The development of electronic devices, especially those that involve heterogeneous integration of materials, has led to increased challenges in addressing their thermal operational temperature demands. The heat flow in these systems is significantly influenced or even dominated by thermal boundary resistance at the interface between dissimilar materials. However, controlling and tuning heat transport across an interface and in the adjacent materials has so far drawn limited attention. In this work, we grow chemical vapor-deposited diamond on silicon substrates by graphoepitaxy and experimentally demonstrate tunable thermal transport across diamond membranes and diamond-silicon interfaces. We observed the highest diamond-silicon thermal boundary conductance (TBC) measured to date and increased diamond thermal conductivity due to strong grain texturing in the diamond near the interface. Additionally, nonequilibrium molecular dynamics simulations and a Landauer approach are used to understand the diamond-silicon TBC. These findings pave the way for tuning or increasing thermal conductance in heterogeneously integrated electronics that involve polycrystalline materials and will impact applications including electronics thermal management and diamond growth.

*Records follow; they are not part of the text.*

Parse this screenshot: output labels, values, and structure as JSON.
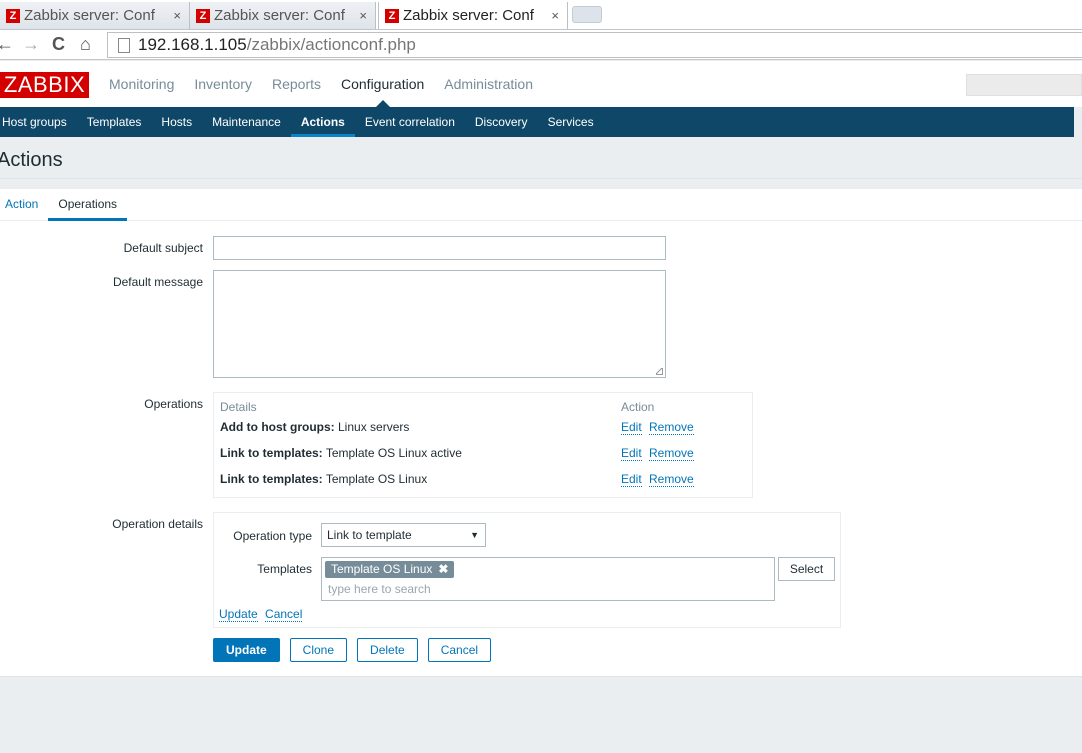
{
  "browser": {
    "tabs": [
      {
        "title": "Zabbix server: Conf",
        "favicon": "Z"
      },
      {
        "title": "Zabbix server: Conf",
        "favicon": "Z"
      },
      {
        "title": "Zabbix server: Conf",
        "favicon": "Z"
      }
    ],
    "close_glyph": "×",
    "url_host": "192.168.1.105",
    "url_path": "/zabbix/actionconf.php",
    "nav_icons": {
      "back": "←",
      "forward": "→",
      "reload": "C",
      "home": "⌂"
    }
  },
  "header": {
    "logo": "ZABBIX",
    "main_menu": [
      "Monitoring",
      "Inventory",
      "Reports",
      "Configuration",
      "Administration"
    ],
    "active_main": "Configuration",
    "sub_menu": [
      "Host groups",
      "Templates",
      "Hosts",
      "Maintenance",
      "Actions",
      "Event correlation",
      "Discovery",
      "Services"
    ],
    "active_sub": "Actions"
  },
  "page": {
    "title": "Actions",
    "tabs": [
      "Action",
      "Operations"
    ],
    "active_tab": "Operations"
  },
  "form": {
    "default_subject_label": "Default subject",
    "default_subject_value": "",
    "default_message_label": "Default message",
    "default_message_value": "",
    "operations_label": "Operations",
    "operations_table": {
      "headers": {
        "details": "Details",
        "action": "Action"
      },
      "rows": [
        {
          "key": "Add to host groups:",
          "value": "Linux servers",
          "edit": "Edit",
          "remove": "Remove"
        },
        {
          "key": "Link to templates:",
          "value": "Template OS Linux active",
          "edit": "Edit",
          "remove": "Remove"
        },
        {
          "key": "Link to templates:",
          "value": "Template OS Linux",
          "edit": "Edit",
          "remove": "Remove"
        }
      ]
    },
    "operation_details_label": "Operation details",
    "operation_type_label": "Operation type",
    "operation_type_value": "Link to template",
    "dropdown_arrow": "▼",
    "templates_label": "Templates",
    "template_chips": [
      "Template OS Linux"
    ],
    "chip_remove_glyph": "✖",
    "templates_placeholder": "type here to search",
    "select_button": "Select",
    "detail_update_link": "Update",
    "detail_cancel_link": "Cancel"
  },
  "buttons": {
    "update": "Update",
    "clone": "Clone",
    "delete": "Delete",
    "cancel": "Cancel"
  }
}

All Science Journal Classification (ASJC) codes
- Materials Science(all)